THE Bureau of Immigration (BI) projects that the exodus of foreign nationals in the country will continue until the end of 2020.
BI Commissioner Jaime Morente yesterday shared that from January to September 2020, only a total of 1.5 million foreign nationals arrived in the Philippines, majority of whom arrived before the full implementation of the travel restrictions. By contrast, almost 2 million foreign nationals departed the country during the same period.
The exodus, according to Morente, is an effect of the COVID-19 pandemic, which triggered travel restrictions worldwide.
“Similar to our overseas Filipino workers who wished to come home to their families during the pandemic, a lot of foreign nationals left as well,” said Morente. “A lot of businesses closed, which also affected the foreign community in the Philippines,” he added.
Topping the list of departures were Koreans with more than 400,000 exits, Americans and Chinese with around 300,000 departures, and Japanese with more than 166,000 exits.
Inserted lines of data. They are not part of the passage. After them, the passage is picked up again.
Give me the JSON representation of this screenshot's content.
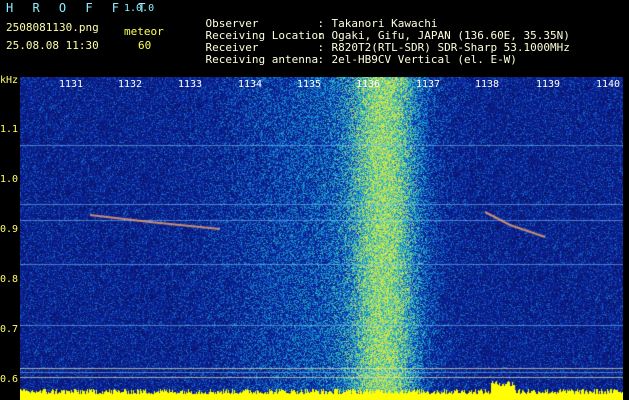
{
  "header": {
    "title": "H R O F F T",
    "version": "1.0.0",
    "filename": "2508081130.png",
    "meteor_label": "meteor",
    "datetime": "25.08.08 11:30",
    "meteor_count": "60"
  },
  "info": [
    {
      "key": "Observer",
      "value": "Takanori Kawachi"
    },
    {
      "key": "Receiving Location",
      "value": "Ogaki, Gifu, JAPAN (136.60E, 35.35N)"
    },
    {
      "key": "Receiver",
      "value": "R820T2(RTL-SDR) SDR-Sharp 53.1000MHz"
    },
    {
      "key": "Receiving antenna",
      "value": "2el-HB9CV Vertical (el. E-W)"
    }
  ],
  "axes": {
    "y_unit": "kHz",
    "y_ticks": [
      "1.1",
      "1.0",
      "0.9",
      "0.8",
      "0.7",
      "0.6"
    ],
    "x_ticks": [
      "1131",
      "1132",
      "1133",
      "1134",
      "1135",
      "1136",
      "1137",
      "1138",
      "1139",
      "1140"
    ]
  },
  "colors": {
    "background": "#000000",
    "spectrum_base": "#1a2fa0",
    "label_yellow": "#ffff66",
    "title_cyan": "#8cf0ff"
  }
}
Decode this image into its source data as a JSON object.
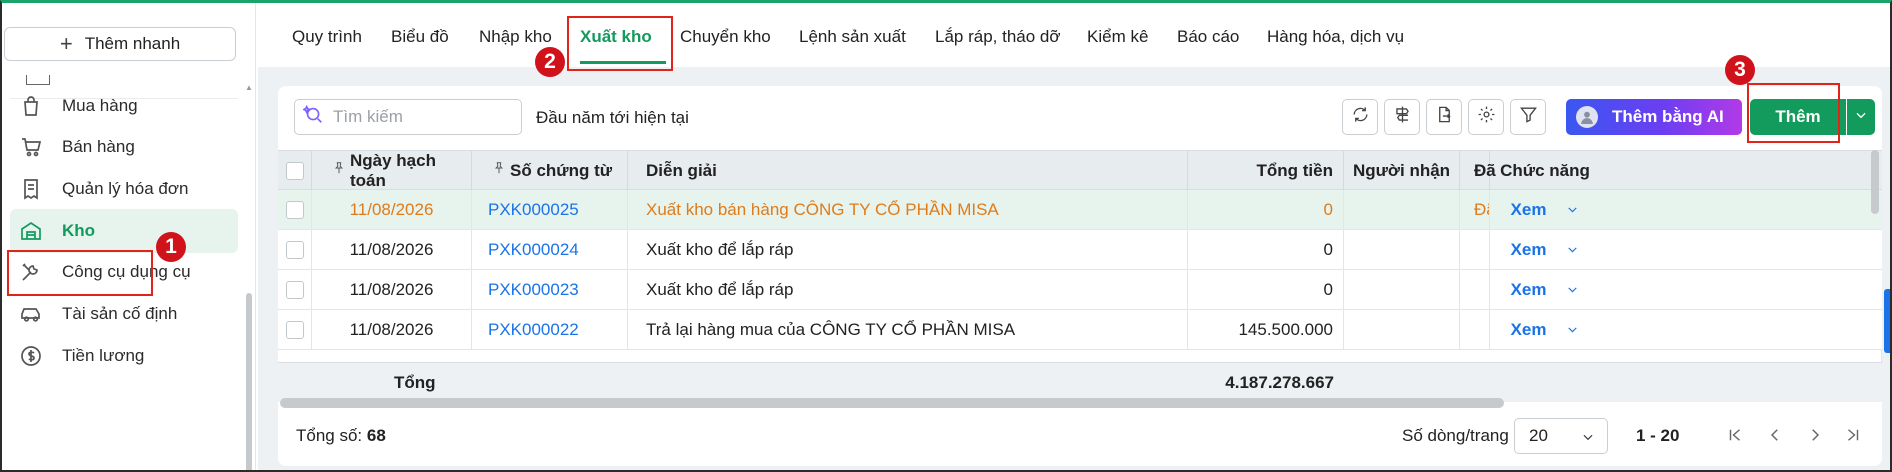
{
  "sidebar": {
    "quick_add_label": "Thêm nhanh",
    "items": [
      {
        "label": "Mua hàng",
        "icon": "shopping-bag-icon"
      },
      {
        "label": "Bán hàng",
        "icon": "cart-icon"
      },
      {
        "label": "Quản lý hóa đơn",
        "icon": "receipt-icon"
      },
      {
        "label": "Kho",
        "icon": "warehouse-icon",
        "active": true
      },
      {
        "label": "Công cụ dụng cụ",
        "icon": "tools-icon"
      },
      {
        "label": "Tài sản cố định",
        "icon": "car-icon"
      },
      {
        "label": "Tiền lương",
        "icon": "dollar-circle-icon"
      }
    ]
  },
  "topnav": {
    "tabs": [
      {
        "label": "Quy trình"
      },
      {
        "label": "Biểu đồ"
      },
      {
        "label": "Nhập kho"
      },
      {
        "label": "Xuất kho",
        "active": true
      },
      {
        "label": "Chuyển kho"
      },
      {
        "label": "Lệnh sản xuất"
      },
      {
        "label": "Lắp ráp, tháo dỡ"
      },
      {
        "label": "Kiểm kê"
      },
      {
        "label": "Báo cáo"
      },
      {
        "label": "Hàng hóa, dịch vụ"
      }
    ]
  },
  "toolbar": {
    "search_placeholder": "Tìm kiếm",
    "period": "Đầu năm tới hiện tại",
    "ai_button": "Thêm bằng AI",
    "add_button": "Thêm"
  },
  "table": {
    "columns": [
      "Ngày hạch toán",
      "Số chứng từ",
      "Diễn giải",
      "Tổng tiền",
      "Người nhận",
      "Đã",
      "Chức năng"
    ],
    "rows": [
      {
        "date": "11/08/2026",
        "doc": "PXK000025",
        "desc": "Xuất kho bán hàng CÔNG TY CỔ PHẦN MISA",
        "amount": "0",
        "receiver": "",
        "status": "Đã",
        "action": "Xem"
      },
      {
        "date": "11/08/2026",
        "doc": "PXK000024",
        "desc": "Xuất kho để lắp ráp",
        "amount": "0",
        "receiver": "",
        "status": "",
        "action": "Xem"
      },
      {
        "date": "11/08/2026",
        "doc": "PXK000023",
        "desc": "Xuất kho để lắp ráp",
        "amount": "0",
        "receiver": "",
        "status": "",
        "action": "Xem"
      },
      {
        "date": "11/08/2026",
        "doc": "PXK000022",
        "desc": "Trả lại hàng mua của CÔNG TY CỔ PHẦN MISA",
        "amount": "145.500.000",
        "receiver": "",
        "status": "",
        "action": "Xem"
      }
    ],
    "footer_label": "Tổng",
    "footer_total": "4.187.278.667"
  },
  "pagination": {
    "total_label": "Tổng số:",
    "total_value": "68",
    "per_page_label": "Số dòng/trang",
    "per_page_value": "20",
    "range": "1 - 20"
  },
  "annotations": [
    "1",
    "2",
    "3"
  ],
  "colors": {
    "accent": "#139a5d",
    "link": "#1a73e8",
    "highlight_text": "#e07b1a",
    "annotation": "#e2231a"
  }
}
Morente noted that a significant number of Chinese nationals have exited the country due to the pandemic.
According to BI data, as of mid September, less than 500,000 Chinese nationals are seen to be in the Philippines.
Records show that from 2013 to 2019, a total of 6.4 million Chinese nationals arrived in the country, while more than 6.1 million departed during the same period.
“In 2020, due to the pandemic, for the first time, we’ve seen more departures of foreign nationals than arrivals,” said Morente.
Morente bared that 188,517 Chinese nationals arrived in the country from January to September 2020. On the other hand, a total of 292,669 Chinese nationals departed during the same period.
“If we look at the difference of the figures from 2013 to 2020, only 475,129 Chinese nationals from this period are left in the country,” said Morente. He clarified, however, that the figures do not reflect those who came in before 2013.
Morente sees that the exodus of foreign nationals will have a major impact on tourism efforts of the country.
“The government had made significant strides in improving tourism,” said Morente. “However, this pandemic proved to counter all previous efforts,” he added.
“You can see the effect,” said Morente. “Areas that were once booming with foreign tourists, workers, or students are now empty. We’re hoping that little by little, the confidence of foreign nationals to visit our country, invest here, work here, or study here (will) be renewed as we work to fight this pandemic,” he stated.
Currently, foreign tourists are not yet allowed to enter the country. “We hope that COVID-19 (will) be resolved soon, so we may revive the tourism economy which was badly hit by this pandemic,” he said. By Willy M. Balasa